Work instructions: Take each line in the entries below that holds "States" and show it.

········

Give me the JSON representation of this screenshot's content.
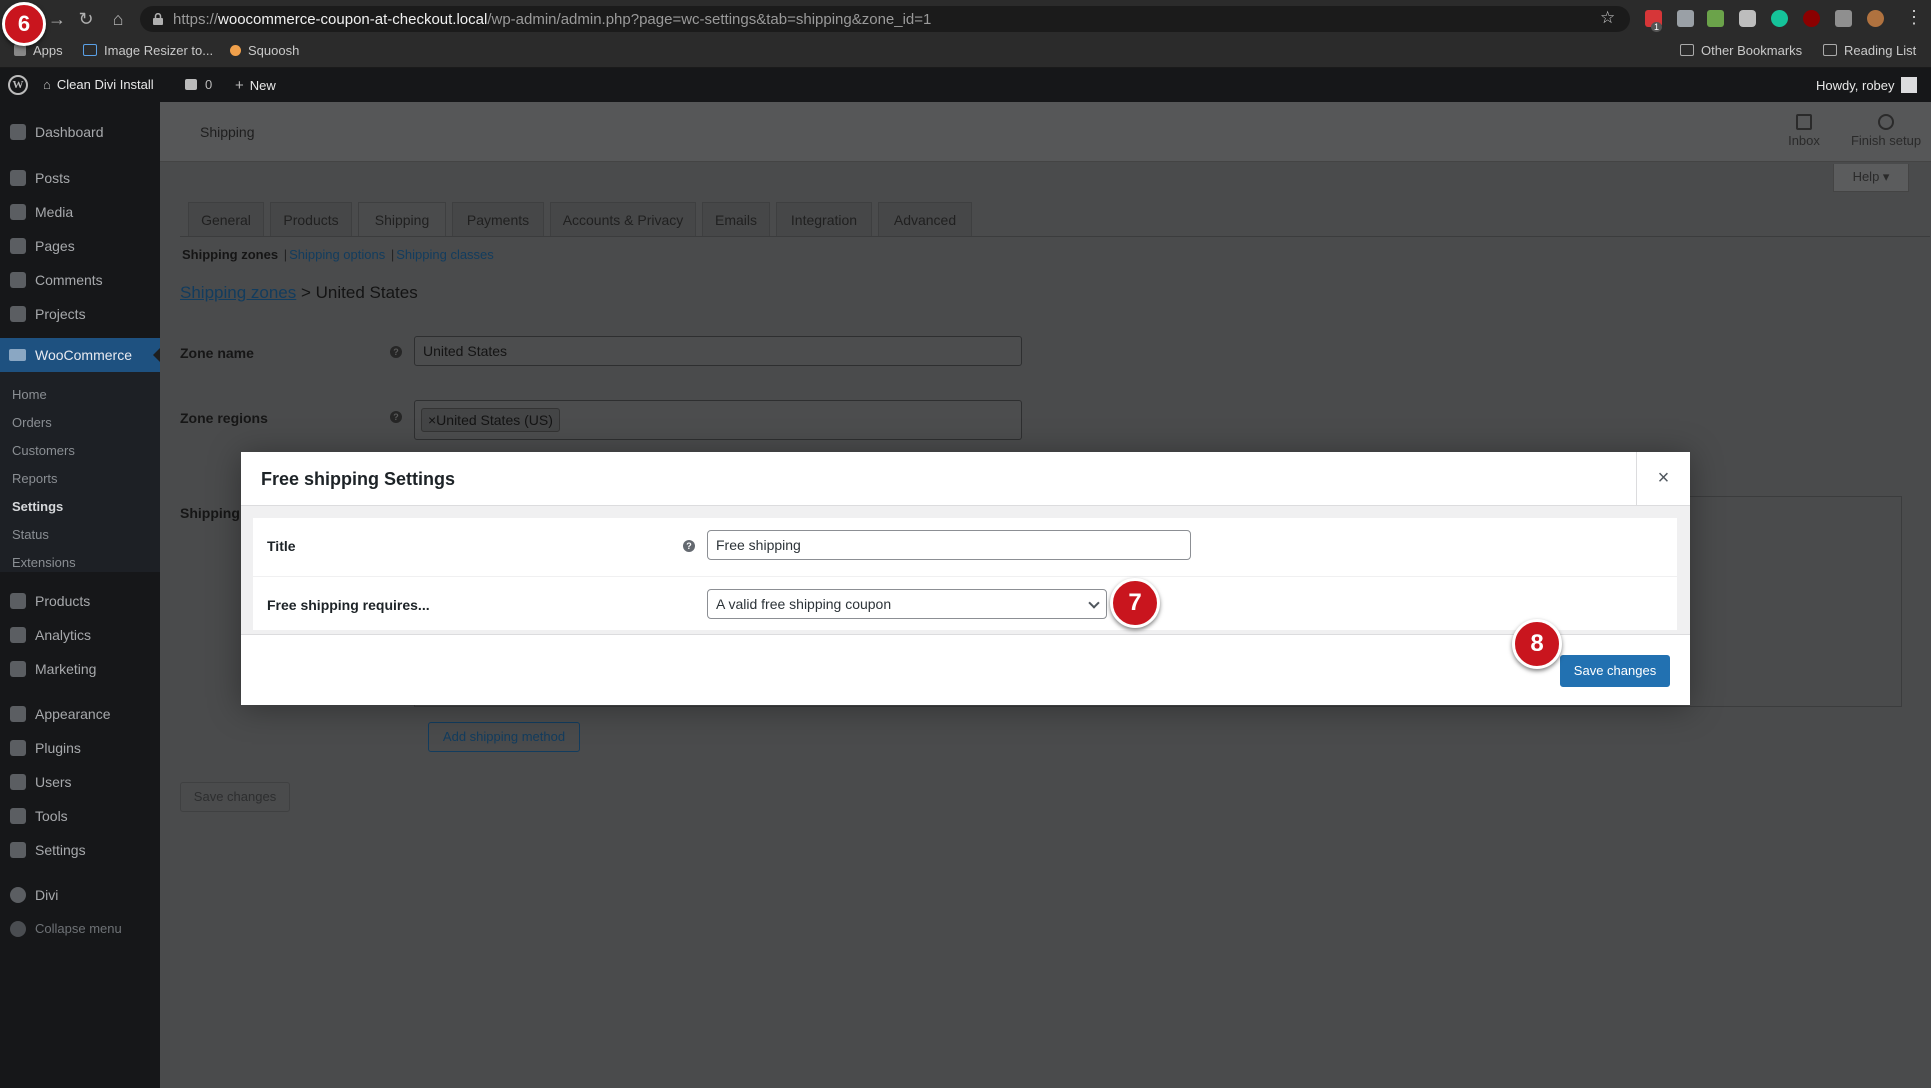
{
  "browser": {
    "url_scheme": "https://",
    "url_host": "woocommerce-coupon-at-checkout.local",
    "url_path": "/wp-admin/admin.php?page=wc-settings&tab=shipping&zone_id=1",
    "bookmarks": [
      "Apps",
      "Image Resizer to...",
      "Squoosh"
    ],
    "other_bookmarks": "Other Bookmarks",
    "reading_list": "Reading List",
    "ext_badge": "1"
  },
  "adminbar": {
    "logo": "W",
    "site_name": "Clean Divi Install",
    "comments_count": "0",
    "new_label": "New",
    "howdy": "Howdy, robey"
  },
  "sidebar": {
    "items": [
      "Dashboard",
      "Posts",
      "Media",
      "Pages",
      "Comments",
      "Projects"
    ],
    "woocommerce": "WooCommerce",
    "woo_sub": [
      "Home",
      "Orders",
      "Customers",
      "Reports",
      "Settings",
      "Status",
      "Extensions"
    ],
    "items_after": [
      "Products",
      "Analytics",
      "Marketing",
      "Appearance",
      "Plugins",
      "Users",
      "Tools",
      "Settings",
      "Divi",
      "Collapse menu"
    ]
  },
  "header": {
    "title": "Shipping",
    "inbox": "Inbox",
    "finish_setup": "Finish setup",
    "help": "Help ▾"
  },
  "tabs": [
    "General",
    "Products",
    "Shipping",
    "Payments",
    "Accounts & Privacy",
    "Emails",
    "Integration",
    "Advanced"
  ],
  "subnav": {
    "current": "Shipping zones",
    "options": "Shipping options",
    "classes": "Shipping classes",
    "sep": "|"
  },
  "breadcrumb": {
    "link": "Shipping zones",
    "sep": " > ",
    "current": "United States"
  },
  "zone": {
    "name_label": "Zone name",
    "name_value": "United States",
    "regions_label": "Zone regions",
    "region_chip": "×United States (US)",
    "methods_label": "Shipping",
    "add_method": "Add shipping method",
    "save": "Save changes",
    "help": "?"
  },
  "modal": {
    "title": "Free shipping Settings",
    "close": "×",
    "title_label": "Title",
    "title_value": "Free shipping",
    "requires_label": "Free shipping requires...",
    "requires_value": "A valid free shipping coupon",
    "save": "Save changes",
    "help": "?"
  },
  "steps": [
    "6",
    "7",
    "8"
  ]
}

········

Exercise output:
    "current": "United States"
    "name_value": "United States",
    "region_chip": "×United States (US)",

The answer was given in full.